Before Hyperwise, linking to audio and video was done through ACViewports and required considerable programming to write the .DLL that would interface with IPF and a device driver. With Hyperwise, no programming is required; linking is a matter of marking the beginning link and dragging and dropping it onto the audio or video-file ICON.

With the help of the SUPEROBJ.DLL, which is shipped with Hyperwise, the first panel of a .INF file can be a single graphic or multiple graphics with several links that go off to other panels.

Features and Function

The power of Hyperwise and IPF is in linking, designing panels, and accessing design function.

Linking

Hypertext linking, that is, branching from text to text, is commonplace in most online systems. With Hyperwise, you can link text to many other media such as graphics, video, and audio. You can also use text to start up other applications. Whatever you can do with text, you can do with graphics and parts of graphics. Extend the linking power to autolinking, which is starting one action when another is initiated. For example, if you want music to play when a particular panel is displayed, autolink the panel to the music.

Panel Design

Standard panel size is full size, positioned in the middle, or in the case of help, to the right or left of the field being described. Panel features are system menu, title bar, min/max icon and scroll bars. Size, position and any feature, such as horizontal or vertical scroll bars, can be altered. In addition, any number of panels can be placed inside another panel, creating split-screen designs. Copying any panel design is easily done through the panel template function.

Access Design

Quick retrieval of data is the reason online information has become so popular. The standard ways to get to information in hardcopy books are through indexes and table of contents. Those concepts were brought over to online information, but, in addition, the computer allowed us to add search and linking to the retrieval methods. Hyperwise expands those functions to include online titles (often called online books by the press), context-sensitive help, access through push buttons, and advanced-function linking (ACViewports, Dynamic Data Formatting and Inform messaging).

Conclusion

Although documentation might never be a favorite task of developers; IBM hopes to help by providing an easy-to-use, powerful tool - Hyperwise.
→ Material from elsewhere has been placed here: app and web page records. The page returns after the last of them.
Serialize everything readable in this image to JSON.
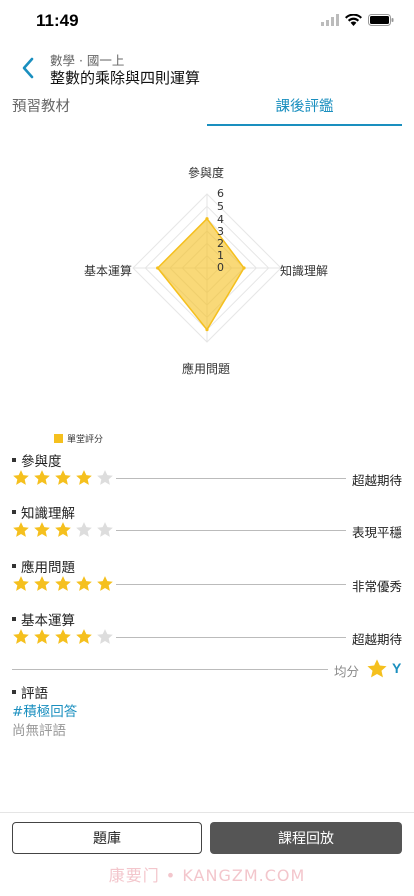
{
  "status_bar": {
    "time": "11:49"
  },
  "nav": {
    "subtitle": "數學 · 國一上",
    "title": "整數的乘除與四則運算"
  },
  "tabs": [
    {
      "label": "預習教材",
      "active": false
    },
    {
      "label": "課後評鑑",
      "active": true
    }
  ],
  "chart_data": {
    "type": "radar",
    "axes": [
      "參與度",
      "知識理解",
      "應用問題",
      "基本運算"
    ],
    "ticks": [
      "0",
      "1",
      "2",
      "3",
      "4",
      "5",
      "6"
    ],
    "range": [
      0,
      6
    ],
    "series": [
      {
        "name": "單堂評分",
        "values": [
          4,
          3,
          5,
          4
        ],
        "color": "#f5c01e"
      }
    ],
    "legend_position": "bottom-left"
  },
  "ratings": [
    {
      "label": "參與度",
      "stars": 4,
      "max": 5,
      "level": "超越期待"
    },
    {
      "label": "知識理解",
      "stars": 3,
      "max": 5,
      "level": "表現平穩"
    },
    {
      "label": "應用問題",
      "stars": 5,
      "max": 5,
      "level": "非常優秀"
    },
    {
      "label": "基本運算",
      "stars": 4,
      "max": 5,
      "level": "超越期待"
    }
  ],
  "average": {
    "label": "均分",
    "grade": "Y"
  },
  "comment": {
    "title": "評語",
    "tag": "#積極回答",
    "empty_text": "尚無評語"
  },
  "buttons": {
    "question_bank": "題庫",
    "course_replay": "課程回放"
  },
  "watermark": "康要门 • KANGZM.COM",
  "colors": {
    "accent": "#1a8fbf",
    "star_filled": "#f5c01e",
    "star_empty": "#dddddd"
  }
}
Look forward to hints and tips in coming months, as well as more "related" applications.

Reprint Courtesy of International Business Machines Corporation, © International Business Machines Corporation